The State Government offered to move the remaining residents into state housing in Meekatharra, but Mr Binsiar was apprehensive about exposing his family to the town’s social issues.
“We knocked them back … for the simple reason I’d already been there and done that. My life changed when I moved here,” he said.
“I wasn’t a very good father when I lived in Meeka.”
Solar hydropanels pull water from air
Almost a decade on, Buttah Windee is the first remote Aboriginal community in Australia to use innovative technology for its water supply.
Six solar hydropanels have been installed at the outback community, donated by a WA company who heard about the community’s plight and wanted to help out.
Director of Wilco Electrical Frank Mitchell said the units captured water from the air and produced up to 900 litres of water a month.
“Those fans, you can hear them whirring away, are just drawing in air all day, all around, and the piece of material inside collects … the moisture in the air, then condenses down into the tank where it’s got a pump straight out to the tap,” he said.
Mr Binsiar said it was a simple idea, which should be introduced to all remote communities.
“Water is a basic human right that everyone deserves,” he said.
“It could mean better health for your children … I would guarantee that most communities have bad water.”
Crowdfunding rallies support
The near decade-long battle for clean drinking water has not come easily for the Buttah Windee residents, with Mr Binsiar turning to crowdfunding as a last resort.
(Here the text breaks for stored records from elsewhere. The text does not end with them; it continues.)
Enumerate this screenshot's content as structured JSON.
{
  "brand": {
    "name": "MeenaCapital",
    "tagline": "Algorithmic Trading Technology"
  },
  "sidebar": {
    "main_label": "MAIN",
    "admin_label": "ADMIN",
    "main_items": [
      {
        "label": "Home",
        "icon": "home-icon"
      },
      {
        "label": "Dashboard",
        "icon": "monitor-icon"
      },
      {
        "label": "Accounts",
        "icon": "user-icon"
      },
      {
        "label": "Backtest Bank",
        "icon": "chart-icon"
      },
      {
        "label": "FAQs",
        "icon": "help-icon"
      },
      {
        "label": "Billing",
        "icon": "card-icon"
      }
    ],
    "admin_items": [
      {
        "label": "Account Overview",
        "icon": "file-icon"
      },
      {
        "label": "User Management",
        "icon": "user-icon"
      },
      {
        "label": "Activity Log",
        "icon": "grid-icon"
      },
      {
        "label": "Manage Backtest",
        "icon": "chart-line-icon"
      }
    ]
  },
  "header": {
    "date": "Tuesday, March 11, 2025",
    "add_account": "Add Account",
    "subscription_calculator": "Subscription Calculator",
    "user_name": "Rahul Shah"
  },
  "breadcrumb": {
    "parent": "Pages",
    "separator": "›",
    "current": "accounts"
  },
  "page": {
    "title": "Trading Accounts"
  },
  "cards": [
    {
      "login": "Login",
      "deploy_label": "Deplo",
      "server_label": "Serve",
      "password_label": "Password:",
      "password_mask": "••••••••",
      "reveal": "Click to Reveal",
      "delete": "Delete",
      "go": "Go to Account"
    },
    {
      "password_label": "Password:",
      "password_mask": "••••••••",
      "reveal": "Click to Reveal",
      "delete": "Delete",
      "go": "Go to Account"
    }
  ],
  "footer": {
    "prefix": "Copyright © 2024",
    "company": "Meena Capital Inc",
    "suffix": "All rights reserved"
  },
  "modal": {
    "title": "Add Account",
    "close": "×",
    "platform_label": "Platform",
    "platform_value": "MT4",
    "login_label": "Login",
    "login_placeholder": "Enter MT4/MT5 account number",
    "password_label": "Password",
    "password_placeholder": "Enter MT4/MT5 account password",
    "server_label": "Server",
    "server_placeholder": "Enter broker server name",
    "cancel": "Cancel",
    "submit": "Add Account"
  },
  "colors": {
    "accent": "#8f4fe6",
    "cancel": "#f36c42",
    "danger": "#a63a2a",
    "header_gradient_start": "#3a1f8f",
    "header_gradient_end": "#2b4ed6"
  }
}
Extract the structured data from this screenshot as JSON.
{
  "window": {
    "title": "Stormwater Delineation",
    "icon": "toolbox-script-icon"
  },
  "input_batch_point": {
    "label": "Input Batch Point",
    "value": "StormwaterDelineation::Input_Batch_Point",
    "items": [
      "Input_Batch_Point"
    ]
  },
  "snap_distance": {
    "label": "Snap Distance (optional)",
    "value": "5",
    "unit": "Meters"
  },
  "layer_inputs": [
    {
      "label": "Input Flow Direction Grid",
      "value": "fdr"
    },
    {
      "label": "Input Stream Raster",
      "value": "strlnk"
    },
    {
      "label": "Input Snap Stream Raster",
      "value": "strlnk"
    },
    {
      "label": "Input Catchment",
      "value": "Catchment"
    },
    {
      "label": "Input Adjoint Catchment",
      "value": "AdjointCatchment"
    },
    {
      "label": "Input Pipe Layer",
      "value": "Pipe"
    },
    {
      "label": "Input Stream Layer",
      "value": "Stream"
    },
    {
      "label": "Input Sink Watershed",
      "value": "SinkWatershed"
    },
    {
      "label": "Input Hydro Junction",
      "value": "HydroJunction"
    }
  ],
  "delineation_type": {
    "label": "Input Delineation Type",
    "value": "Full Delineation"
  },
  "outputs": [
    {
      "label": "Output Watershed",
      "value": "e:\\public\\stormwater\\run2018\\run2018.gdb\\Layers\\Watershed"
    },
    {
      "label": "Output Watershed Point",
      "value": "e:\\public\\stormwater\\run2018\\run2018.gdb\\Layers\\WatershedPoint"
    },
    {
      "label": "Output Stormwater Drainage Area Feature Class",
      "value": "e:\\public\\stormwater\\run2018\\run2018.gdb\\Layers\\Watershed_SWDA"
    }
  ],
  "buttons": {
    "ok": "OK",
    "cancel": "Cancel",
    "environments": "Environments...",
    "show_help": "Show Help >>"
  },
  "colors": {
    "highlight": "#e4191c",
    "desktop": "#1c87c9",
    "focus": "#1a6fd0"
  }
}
Word spread quickly when Mr Binsiar began the fundraising campaign last year, and people from across Australia donated nearly $26,000 in three months.
“It was a huge success. The Australian public have been awesome,” he said.
Mr Binsiar used the funds to install a reverse osmosis water treatment plant.
“Reverse osmosis takes out all the contaminants in the water … on the back end of it, it puts the minerals your body needs back into the water,” he said.
“They’ve given us a chance where no-one else would and we are really proud of what we have done here.”
Barramundi fish farm to boost employment
The two separate systems now supply the community with safe drinking water and enough water to run a small barramundi fish farm.
Mr Binsiar and several residents built the fish farm hoping it would eventually provide local employment and a potential source of income.
“Hopefully we can continue on and make it bigger and provide this region with fresh barramundi,” he said.
“I’d like to welcome everyone out to Buttah Windee and come and look at the work we do.”